Every line holding the string "text" is to be copied from the entries below.

#### TASK INPUTS

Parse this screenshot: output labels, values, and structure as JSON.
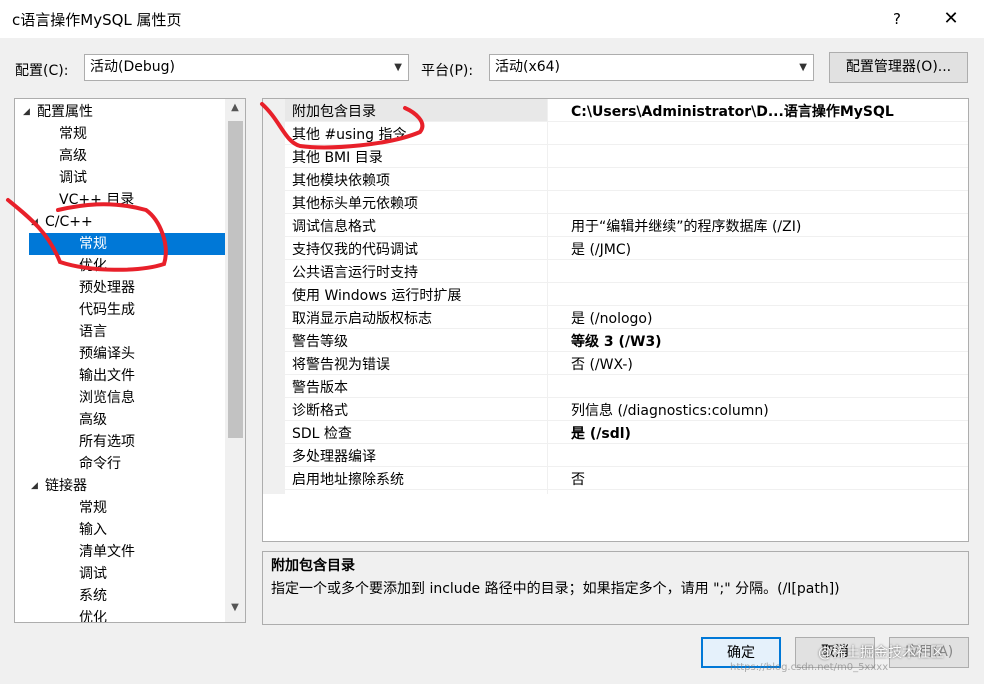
{
  "window": {
    "title": "c语言操作MySQL 属性页",
    "help": "?",
    "close": "✕"
  },
  "toolbar": {
    "config_label": "配置(C):",
    "config_value": "活动(Debug)",
    "platform_label": "平台(P):",
    "platform_value": "活动(x64)",
    "config_manager_button": "配置管理器(O)..."
  },
  "tree": {
    "items": [
      {
        "label": "配置属性",
        "expander": "◢"
      },
      {
        "label": "常规"
      },
      {
        "label": "高级"
      },
      {
        "label": "调试"
      },
      {
        "label": "VC++ 目录"
      },
      {
        "label": "C/C++",
        "expander": "◢"
      },
      {
        "label": "常规"
      },
      {
        "label": "优化"
      },
      {
        "label": "预处理器"
      },
      {
        "label": "代码生成"
      },
      {
        "label": "语言"
      },
      {
        "label": "预编译头"
      },
      {
        "label": "输出文件"
      },
      {
        "label": "浏览信息"
      },
      {
        "label": "高级"
      },
      {
        "label": "所有选项"
      },
      {
        "label": "命令行"
      },
      {
        "label": "链接器",
        "expander": "◢"
      },
      {
        "label": "常规"
      },
      {
        "label": "输入"
      },
      {
        "label": "清单文件"
      },
      {
        "label": "调试"
      },
      {
        "label": "系统"
      },
      {
        "label": "优化"
      }
    ],
    "scroll_up": "▲",
    "scroll_down": "▼"
  },
  "properties": [
    {
      "name": "附加包含目录",
      "value": "C:\\Users\\Administrator\\D...语言操作MySQL",
      "bold": true
    },
    {
      "name": "其他 #using 指令",
      "value": ""
    },
    {
      "name": "其他 BMI 目录",
      "value": ""
    },
    {
      "name": "其他模块依赖项",
      "value": ""
    },
    {
      "name": "其他标头单元依赖项",
      "value": ""
    },
    {
      "name": "调试信息格式",
      "value": "用于“编辑并继续”的程序数据库 (/ZI)"
    },
    {
      "name": "支持仅我的代码调试",
      "value": "是 (/JMC)"
    },
    {
      "name": "公共语言运行时支持",
      "value": ""
    },
    {
      "name": "使用 Windows 运行时扩展",
      "value": ""
    },
    {
      "name": "取消显示启动版权标志",
      "value": "是 (/nologo)"
    },
    {
      "name": "警告等级",
      "value": "等级 3 (/W3)",
      "bold": true
    },
    {
      "name": "将警告视为错误",
      "value": "否 (/WX-)"
    },
    {
      "name": "警告版本",
      "value": ""
    },
    {
      "name": "诊断格式",
      "value": "列信息 (/diagnostics:column)"
    },
    {
      "name": "SDL 检查",
      "value": "是 (/sdl)",
      "bold": true
    },
    {
      "name": "多处理器编译",
      "value": ""
    },
    {
      "name": "启用地址擦除系统",
      "value": "否"
    }
  ],
  "description": {
    "title": "附加包含目录",
    "text": "指定一个或多个要添加到 include 路径中的目录；如果指定多个，请用 \";\" 分隔。(/I[path])"
  },
  "buttons": {
    "ok": "确定",
    "cancel": "取消",
    "apply": "应用(A)"
  },
  "watermark": {
    "text": "@稀土掘金技术社区",
    "url": "https://blog.csdn.net/m0_5xxxx"
  },
  "annotation_color": "#e8202a",
  "selection_color": "#0078d7"
}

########

WORKED SOLUTION:
    "text": "指定一个或多个要添加到 include 路径中的目录；如果指定多个，请用 \";\" 分隔。(/I[path])"
    "text": "@稀土掘金技术社区",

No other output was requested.